- Fully Driverless Automation Technology
Speaking of voice-controlled assistants for drivers, driverless technology seems to be the face of tech future of car design. This technology is indeed closer than most of us realize. In fact, many vehicles that are available today have drive-assist systems built-in.
Far beyond cruise control, some current commercially-available consumer vehicles can maintain set speeds, stay between highway lines and brake at the pace of other cars. In the future, such sensor arrays might be standard for the majority of new vehicles produces in the US. In the near future, driverless systems could be pure software technologies that use a hardware standard shared between manufacturers that grow and evolve by version just like today’s mobile operating systems.
- Heads-Up Display Windshield
Last but not the least to be regarded as the future of tech in car design are the heads-up-display windshield. The visual real estate on the interior of the windshield is a prime location for information display. With Heads-Up-Display (HUD) technology, a driver can see information about the car and the environment around them without taking their eyes off the road. Everything from speed to navigation to safety alerts can be shown on the windshield to inform the driver in the safest way possible.

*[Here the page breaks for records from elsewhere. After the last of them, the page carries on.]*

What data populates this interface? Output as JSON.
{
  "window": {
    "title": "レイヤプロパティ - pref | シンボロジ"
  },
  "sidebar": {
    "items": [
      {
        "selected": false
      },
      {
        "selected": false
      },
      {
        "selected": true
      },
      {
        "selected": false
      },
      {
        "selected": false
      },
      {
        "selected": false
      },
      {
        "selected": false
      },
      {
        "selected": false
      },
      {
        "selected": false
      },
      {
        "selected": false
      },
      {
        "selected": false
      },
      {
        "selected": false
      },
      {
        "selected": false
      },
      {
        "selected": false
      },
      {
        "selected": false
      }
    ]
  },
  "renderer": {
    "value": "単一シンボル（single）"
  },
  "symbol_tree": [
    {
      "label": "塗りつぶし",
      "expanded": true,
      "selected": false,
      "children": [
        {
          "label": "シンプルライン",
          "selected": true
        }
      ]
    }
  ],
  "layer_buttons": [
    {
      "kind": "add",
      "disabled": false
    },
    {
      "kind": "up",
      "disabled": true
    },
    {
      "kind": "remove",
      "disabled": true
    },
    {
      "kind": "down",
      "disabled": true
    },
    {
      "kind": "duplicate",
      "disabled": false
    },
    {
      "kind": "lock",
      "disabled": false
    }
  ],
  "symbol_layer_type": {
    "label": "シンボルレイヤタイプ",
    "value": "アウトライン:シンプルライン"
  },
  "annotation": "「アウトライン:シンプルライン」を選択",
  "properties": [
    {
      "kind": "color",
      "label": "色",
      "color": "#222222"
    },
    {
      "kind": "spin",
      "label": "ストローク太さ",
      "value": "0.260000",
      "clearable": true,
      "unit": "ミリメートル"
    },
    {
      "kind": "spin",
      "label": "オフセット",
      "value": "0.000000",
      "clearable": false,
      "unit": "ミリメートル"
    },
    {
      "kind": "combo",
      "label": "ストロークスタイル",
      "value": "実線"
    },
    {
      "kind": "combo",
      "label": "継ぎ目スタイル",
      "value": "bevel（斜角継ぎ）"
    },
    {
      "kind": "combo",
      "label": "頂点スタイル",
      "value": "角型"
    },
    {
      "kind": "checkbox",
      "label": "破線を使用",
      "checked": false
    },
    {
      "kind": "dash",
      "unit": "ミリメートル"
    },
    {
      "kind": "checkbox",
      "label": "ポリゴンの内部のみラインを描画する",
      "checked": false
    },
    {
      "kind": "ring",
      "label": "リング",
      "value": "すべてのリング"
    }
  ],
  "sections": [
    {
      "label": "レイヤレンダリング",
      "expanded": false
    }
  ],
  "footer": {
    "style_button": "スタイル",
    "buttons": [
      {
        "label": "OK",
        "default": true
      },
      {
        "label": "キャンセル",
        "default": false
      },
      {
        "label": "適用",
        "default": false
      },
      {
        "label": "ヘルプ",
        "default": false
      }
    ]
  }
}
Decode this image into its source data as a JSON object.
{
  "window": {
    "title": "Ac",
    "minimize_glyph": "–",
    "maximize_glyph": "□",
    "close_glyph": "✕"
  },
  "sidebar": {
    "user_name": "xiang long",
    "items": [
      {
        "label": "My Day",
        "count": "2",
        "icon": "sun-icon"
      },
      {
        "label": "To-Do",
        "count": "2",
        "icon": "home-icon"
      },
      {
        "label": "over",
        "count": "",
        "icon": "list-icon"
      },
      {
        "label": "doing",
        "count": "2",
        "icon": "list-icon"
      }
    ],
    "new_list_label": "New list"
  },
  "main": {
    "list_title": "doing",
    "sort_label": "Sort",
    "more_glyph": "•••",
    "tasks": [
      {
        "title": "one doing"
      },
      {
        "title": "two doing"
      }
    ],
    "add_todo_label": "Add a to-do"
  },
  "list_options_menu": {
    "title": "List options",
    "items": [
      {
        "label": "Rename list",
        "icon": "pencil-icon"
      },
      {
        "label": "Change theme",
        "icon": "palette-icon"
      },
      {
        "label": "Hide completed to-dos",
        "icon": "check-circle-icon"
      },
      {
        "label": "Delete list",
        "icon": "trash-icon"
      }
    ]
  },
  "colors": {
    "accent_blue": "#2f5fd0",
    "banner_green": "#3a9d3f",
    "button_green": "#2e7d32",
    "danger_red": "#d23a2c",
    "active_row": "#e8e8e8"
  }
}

This is not distant-future technology—there are systems in place today to provide such information. However, as vehicles become more automated to the point of being fully driverless, HUD technologies will become more useful.
Future of Tech in Car Design: The Conclusion
Innovation and creativity go hand-in-hand in the automobile manufacturing industry. With rapid and constant advancements, the tech future of car design seems to have been radicalized. Every year, a new technology comes out that rapidly advances our everyday vehicles of choice, adding new technology while improving the existing functions or revolutionizing the design. With that being said, what can we anticipate from future cars? Will they rapidly improve or have we perfected the design?